Component data from apps and pages
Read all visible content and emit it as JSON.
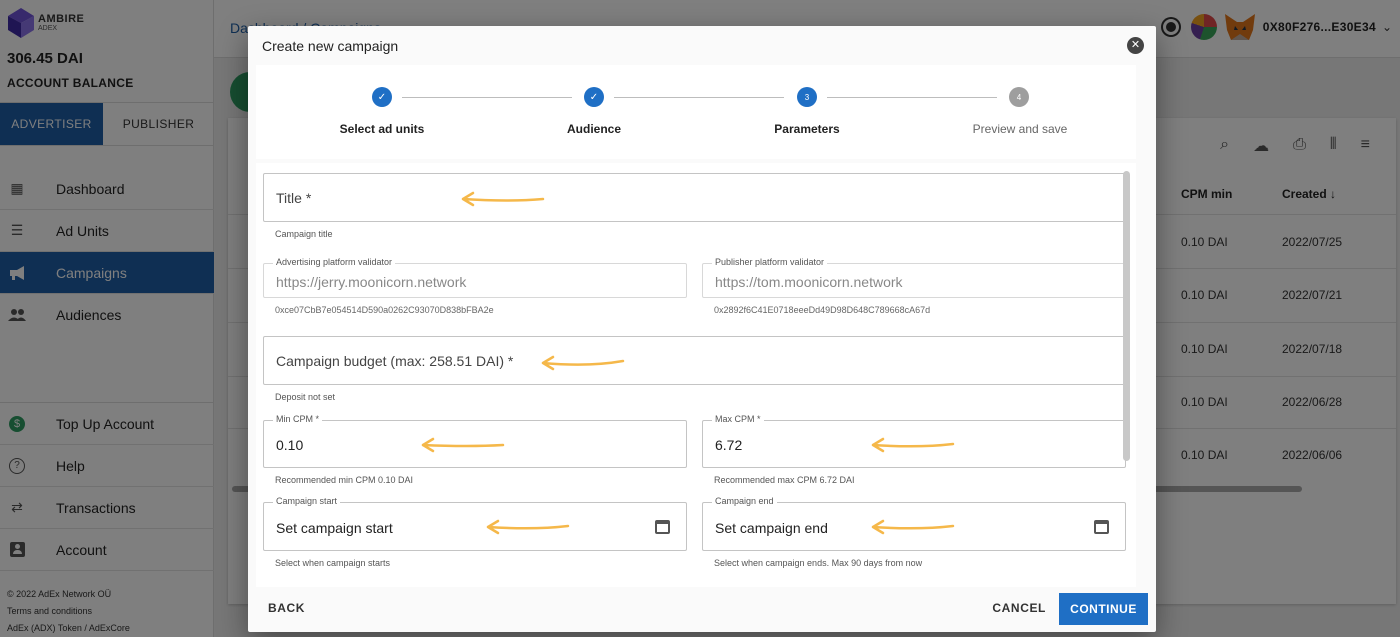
{
  "brand": {
    "name": "AMBIRE",
    "sub": "ADEX"
  },
  "sidebar": {
    "balance": "306.45 DAI",
    "balance_label": "ACCOUNT BALANCE",
    "tabs": [
      "ADVERTISER",
      "PUBLISHER"
    ],
    "items": [
      {
        "label": "Dashboard",
        "icon": "dashboard-icon"
      },
      {
        "label": "Ad Units",
        "icon": "list-icon"
      },
      {
        "label": "Campaigns",
        "icon": "megaphone-icon"
      },
      {
        "label": "Audiences",
        "icon": "people-icon"
      },
      {
        "label": "Top Up Account",
        "icon": "dollar-icon"
      },
      {
        "label": "Help",
        "icon": "help-icon"
      },
      {
        "label": "Transactions",
        "icon": "swap-icon"
      },
      {
        "label": "Account",
        "icon": "account-icon"
      }
    ],
    "footer": [
      "© 2022  AdEx Network OÜ",
      "Terms and conditions",
      "AdEx (ADX) Token / AdExCore"
    ]
  },
  "header": {
    "breadcrumb": "Dashboard / Campaigns",
    "account": "0X80F276...E30E34"
  },
  "table": {
    "columns": [
      "CPM min",
      "Created"
    ],
    "rows": [
      {
        "cpm": "0.10 DAI",
        "created": "2022/07/25"
      },
      {
        "cpm": "0.10 DAI",
        "created": "2022/07/21"
      },
      {
        "cpm": "0.10 DAI",
        "created": "2022/07/18"
      },
      {
        "cpm": "0.10 DAI",
        "created": "2022/06/28"
      },
      {
        "cpm": "0.10 DAI",
        "created": "2022/06/06"
      }
    ]
  },
  "modal": {
    "title": "Create new campaign",
    "steps": [
      {
        "label": "Select ad units",
        "state": "done"
      },
      {
        "label": "Audience",
        "state": "done"
      },
      {
        "label": "Parameters",
        "state": "current",
        "number": "3"
      },
      {
        "label": "Preview and save",
        "state": "todo",
        "number": "4"
      }
    ],
    "form": {
      "title_placeholder": "Title *",
      "title_helper": "Campaign title",
      "adv_validator_label": "Advertising platform validator",
      "adv_validator_value": "https://jerry.moonicorn.network",
      "adv_validator_address": "0xce07CbB7e054514D590a0262C93070D838bFBA2e",
      "pub_validator_label": "Publisher platform validator",
      "pub_validator_value": "https://tom.moonicorn.network",
      "pub_validator_address": "0x2892f6C41E0718eeeDd49D98D648C789668cA67d",
      "budget_placeholder": "Campaign budget (max: 258.51 DAI) *",
      "budget_helper": "Deposit not set",
      "min_cpm_label": "Min CPM *",
      "min_cpm_value": "0.10",
      "min_cpm_helper": "Recommended min CPM 0.10 DAI",
      "max_cpm_label": "Max CPM *",
      "max_cpm_value": "6.72",
      "max_cpm_helper": "Recommended max CPM 6.72 DAI",
      "start_label": "Campaign start",
      "start_value": "Set campaign start",
      "start_helper": "Select when campaign starts",
      "end_label": "Campaign end",
      "end_value": "Set campaign end",
      "end_helper": "Select when campaign ends. Max 90 days from now"
    },
    "footer": {
      "back": "BACK",
      "cancel": "CANCEL",
      "continue": "CONTINUE"
    }
  },
  "colors": {
    "primary": "#1f6fc5",
    "sidebar_active": "#1f5fa6",
    "annotation_arrow": "#f5b84a"
  }
}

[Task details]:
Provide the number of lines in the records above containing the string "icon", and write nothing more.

[Answer space]:
8